Game Development Reference
follow up by checking that the issues were indeed closed before any work was done
based on the material that was walked through and that the notes were distributed to
Reviews are a little more intimate than walkthroughs. Fewer people are involved—
typically 4 to 6—and the bulk of time is spent on the reviewers' comments.
Reviewers are expected to prepare their comments prior to the review meeting and
submit them to the review leader so that they can be consolidated prior to the actual
meeting. Comments sent electronically are easier to compile and understand. Be sure
to let the review leader know when you are going to submit a pen-and-paper markup
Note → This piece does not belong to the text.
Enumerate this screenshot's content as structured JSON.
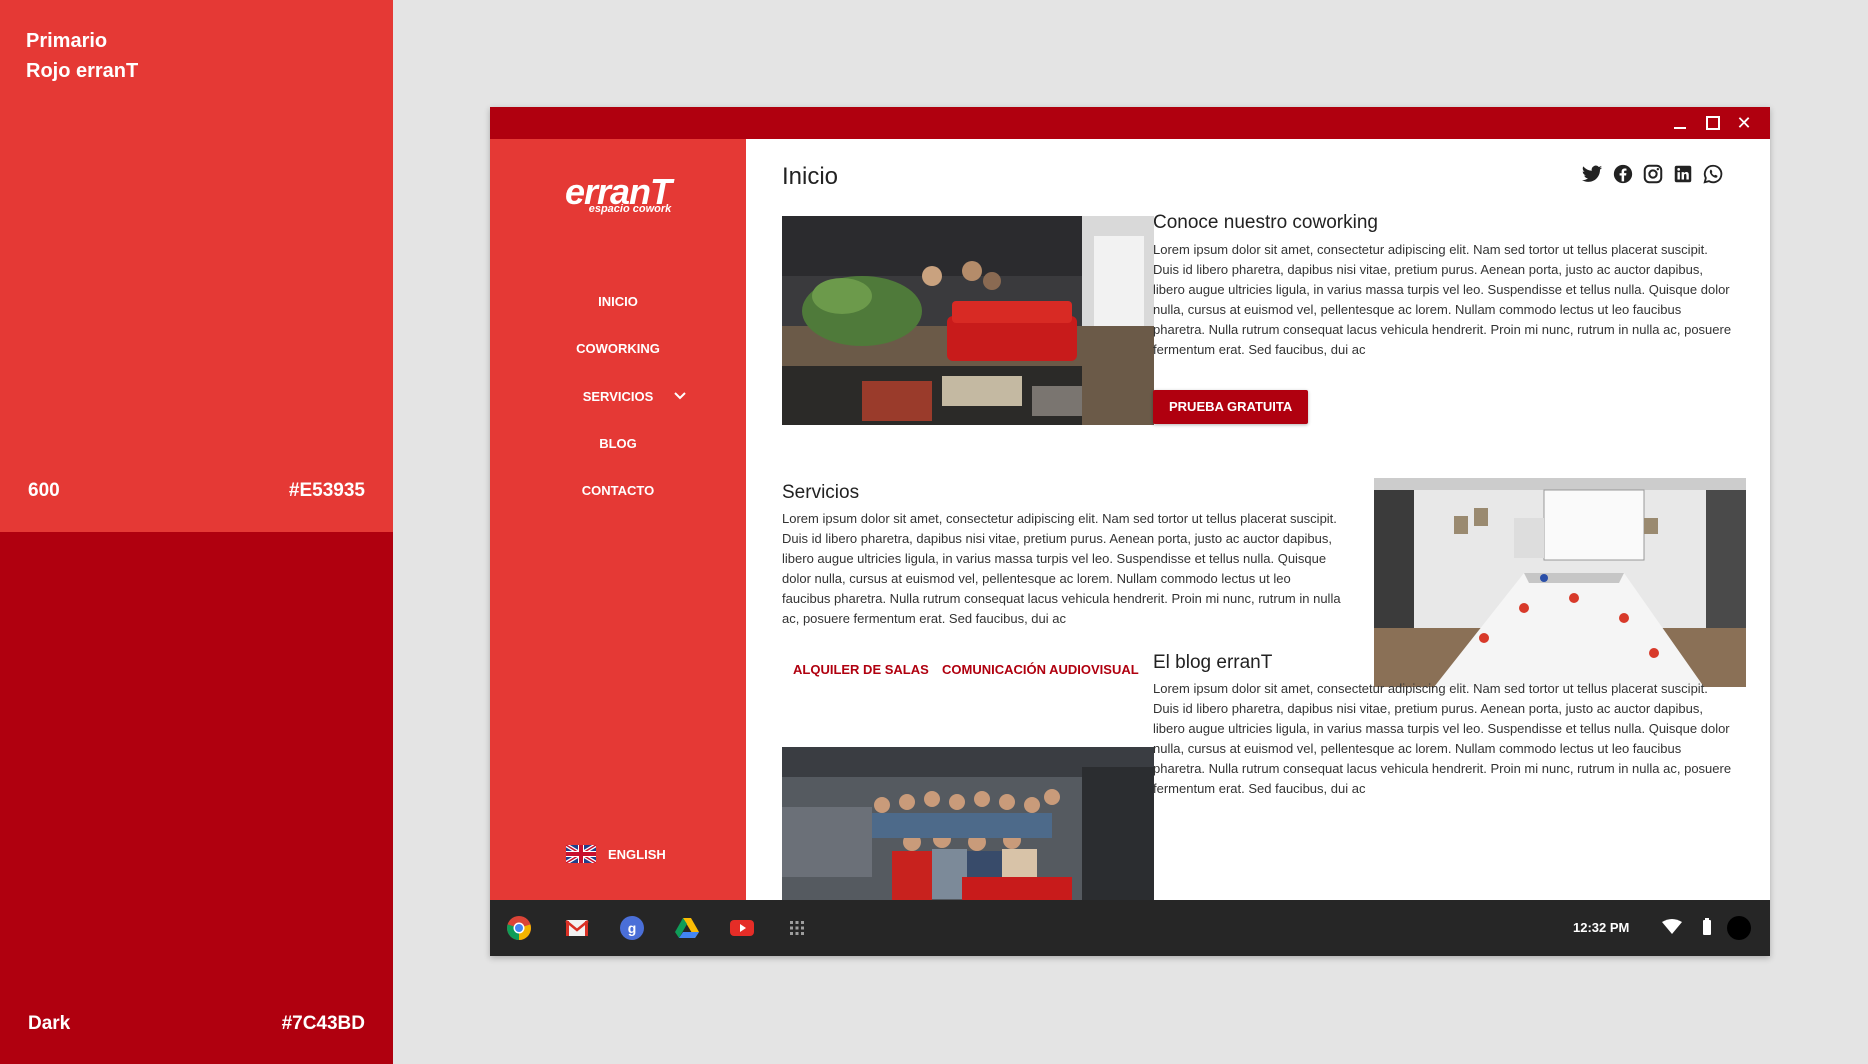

instead of an electronic file. The review leader may or may not be the author of the
material being reviewed.
The review itself can be an in-person meeting between the author and reviewers or
simply a review of the comments by the author alone who contacts individual review-
ers if he has any questions about their issues. An in-between approach is for the
author to look over the reviewer comments prior to the review meeting and limit the
meeting time to discussions over the few issues that the author disagrees with or has
questions about. This meeting can also take place virtually using network meeting
software and phone headsets. That is especially useful for projects distributed across
studios that are separated in space and time.
During the meeting, someone—usually the review leader—must take notes and pub-
lish the resolution of each item to the team. If the opinions of a reviewer differ from
what the author believes should be done, decisions on technical matters are left to the
author whereas procedural matters can be resolved by QA.
Another form of review takes place between only two people: the author and a reviewer.
In this case, the reviewer follows a checklist to look for mistakes or omissions in the
author's work. The checklist should be thorough and based on specific mistakes that
are common for the type of work being reviewed. Requirements, code, and test
reviews of this type would each use different checklists. At times it would even be
appropriate to have checklists specific to a game project. These checklists should con-
stantly evolve to include new types of mistakes that start to show up. Mistakes found
during the checklist review that were not on the checklist should be recorded and con-
sidered for use in the next version. Technology, personnel, and methodology changes
could all lead to new items being added to the checklist.